From the book:
"It's on our watch that amphibians are checking out. I think we ought to be very concerned about that."
Frogs are found everywhere: from the tropics to north of the Arctic Circle, from the heights of the Himalayan Mountains to the driest deserts. Frogs live on every continent except Antarctica. They live part of their lives in water and part on land.
Frogs absorb moisture and even breathe through their skin. Unfortunately, their skin is also super-absorbent to deadly pollutants and their eggs are thin, jellylike bubbles that absorb waterborne pollutants. Consequently, frogs are first indicators of air, water and land pollutants, acting as a barometer for measuring the health of the environment. As such, they provide a valuable warning about our future if toxic elements continue to be released into the air, soil and water.
Frog Rescue profiles the disappearance and endangerment of frogs around the world. The book also covers a range of innovative programs used around the world to protect this vulnerable species.
Some of the frog species included are:
About the Firefly Animal Rescue series:
The Firefly Animal Rescue identifies endangered and threatened species and what is being done to protect them. Combining lively, accessible text and stunning color photographs, each book provides a detailed overview of the species, describing its characteristics, behavior, habits, physiology and more.
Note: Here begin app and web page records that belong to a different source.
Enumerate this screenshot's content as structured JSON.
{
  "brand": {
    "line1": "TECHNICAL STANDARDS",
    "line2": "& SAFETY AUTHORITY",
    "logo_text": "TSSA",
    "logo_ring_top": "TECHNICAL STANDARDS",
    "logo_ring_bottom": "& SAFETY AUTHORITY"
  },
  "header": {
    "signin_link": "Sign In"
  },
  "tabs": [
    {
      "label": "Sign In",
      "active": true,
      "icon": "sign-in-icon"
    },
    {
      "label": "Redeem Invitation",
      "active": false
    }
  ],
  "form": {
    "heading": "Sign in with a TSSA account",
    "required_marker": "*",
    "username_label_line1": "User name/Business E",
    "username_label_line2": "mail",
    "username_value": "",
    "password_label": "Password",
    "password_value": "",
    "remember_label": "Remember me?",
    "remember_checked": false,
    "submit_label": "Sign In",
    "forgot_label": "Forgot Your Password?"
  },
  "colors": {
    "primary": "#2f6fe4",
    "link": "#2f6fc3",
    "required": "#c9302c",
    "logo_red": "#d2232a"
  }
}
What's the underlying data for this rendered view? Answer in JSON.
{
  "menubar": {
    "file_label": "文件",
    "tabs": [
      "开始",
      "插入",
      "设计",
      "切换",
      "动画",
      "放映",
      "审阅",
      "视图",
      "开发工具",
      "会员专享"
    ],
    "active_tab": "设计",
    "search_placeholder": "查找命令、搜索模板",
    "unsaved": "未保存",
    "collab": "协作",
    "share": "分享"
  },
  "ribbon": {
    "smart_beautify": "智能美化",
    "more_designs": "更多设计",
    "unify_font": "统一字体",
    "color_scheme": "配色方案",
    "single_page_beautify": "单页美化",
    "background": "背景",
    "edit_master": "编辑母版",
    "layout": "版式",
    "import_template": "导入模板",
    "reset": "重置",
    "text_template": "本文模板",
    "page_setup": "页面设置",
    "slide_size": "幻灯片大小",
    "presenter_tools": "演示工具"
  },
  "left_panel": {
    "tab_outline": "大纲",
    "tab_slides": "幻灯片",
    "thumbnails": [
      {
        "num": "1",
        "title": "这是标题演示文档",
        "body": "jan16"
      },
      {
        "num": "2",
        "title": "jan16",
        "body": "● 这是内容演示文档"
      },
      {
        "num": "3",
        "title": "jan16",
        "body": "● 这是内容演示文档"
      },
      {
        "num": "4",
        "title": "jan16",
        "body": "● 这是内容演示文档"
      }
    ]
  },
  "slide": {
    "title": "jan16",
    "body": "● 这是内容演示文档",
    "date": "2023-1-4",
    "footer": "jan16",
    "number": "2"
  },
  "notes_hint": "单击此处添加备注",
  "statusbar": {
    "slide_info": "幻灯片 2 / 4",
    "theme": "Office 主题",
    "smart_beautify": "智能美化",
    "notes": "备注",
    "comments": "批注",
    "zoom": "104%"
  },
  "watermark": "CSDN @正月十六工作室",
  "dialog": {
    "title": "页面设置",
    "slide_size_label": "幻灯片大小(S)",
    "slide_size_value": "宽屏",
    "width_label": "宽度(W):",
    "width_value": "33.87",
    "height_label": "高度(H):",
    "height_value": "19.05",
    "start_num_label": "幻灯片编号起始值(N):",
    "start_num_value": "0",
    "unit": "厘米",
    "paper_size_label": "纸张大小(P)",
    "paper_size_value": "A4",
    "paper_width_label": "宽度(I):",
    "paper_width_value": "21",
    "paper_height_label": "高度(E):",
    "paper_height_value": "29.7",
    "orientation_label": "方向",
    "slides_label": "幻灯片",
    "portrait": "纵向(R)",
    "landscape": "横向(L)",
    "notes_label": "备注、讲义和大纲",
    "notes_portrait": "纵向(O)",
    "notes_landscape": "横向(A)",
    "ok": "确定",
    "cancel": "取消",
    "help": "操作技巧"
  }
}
"These attractive books are a call to action... fascinating readable accounts."
- School Library Journal
"Succinct introductions to the science and practice of wildlife conservation... written in accessible, lively language."
Garry Hamilton writes articles focusing on science, natural history, ecology, evolution and conservation. His work has appeared in magazines worldwide, including Audubon, Equinox, New Scientist, The Ecologist and Wildlife Conservation.
It's a Frog's Life
Frogs are amazingly diverse. You can find them in tropical rain forests, north of the Arctic Circle, high in the Himalaya Mountains and in many of the world's driest deserts.
They've also been around a lot longer than you might think. Frogs first appeared at least 190 million years ago, when Earth was still dominated by dinosaurs. Their ancestors were the first large animals to live on dry land. Today, there are close to 5,000 known frog species, and the list continues to grow as scientists probe deeper into the remote corners of the planet. Together with salamanders and caecilians (worm-like creatures that live mainly underground), they are amphibians -- animals that live part of their lives in water and part on land.
But frogs are in trouble. Fewer than 30 years ago, herpetologists -- scientists who study amphibians and reptiles -- began to notice that frogs were disappearing from areas where they once thrived. By 1989, amphibians were in dramatic decline all over the world, and it wasn't just in areas crowded with people. Many species were disappearing from the remote wilderness as well. "Until that point, I don't think anybody realized that it was anything other than a local problem," says one veteran biologist.
Different species face different threats. The destruction of their habitat, overharvesting by humans, competition from other species and deadly diseases cause local problems. Pollution, climate change and increased radiation from the sun may be making matters worse on a global scale. Some 32 frog species are now thought to have died out since the early 1970s, and another 25 are classified as "missing in action" -- they're either extinct, or so rare that scientists haven't been able to find them. Almost a hundred others are critically endangered.
While these lists are likely to grow, there is hope. During the past decade, researchers have been working together and sharing information on frog declines. They're learning more about what's killing the frogs -- and what needs to be done to save them.
It's a frog's life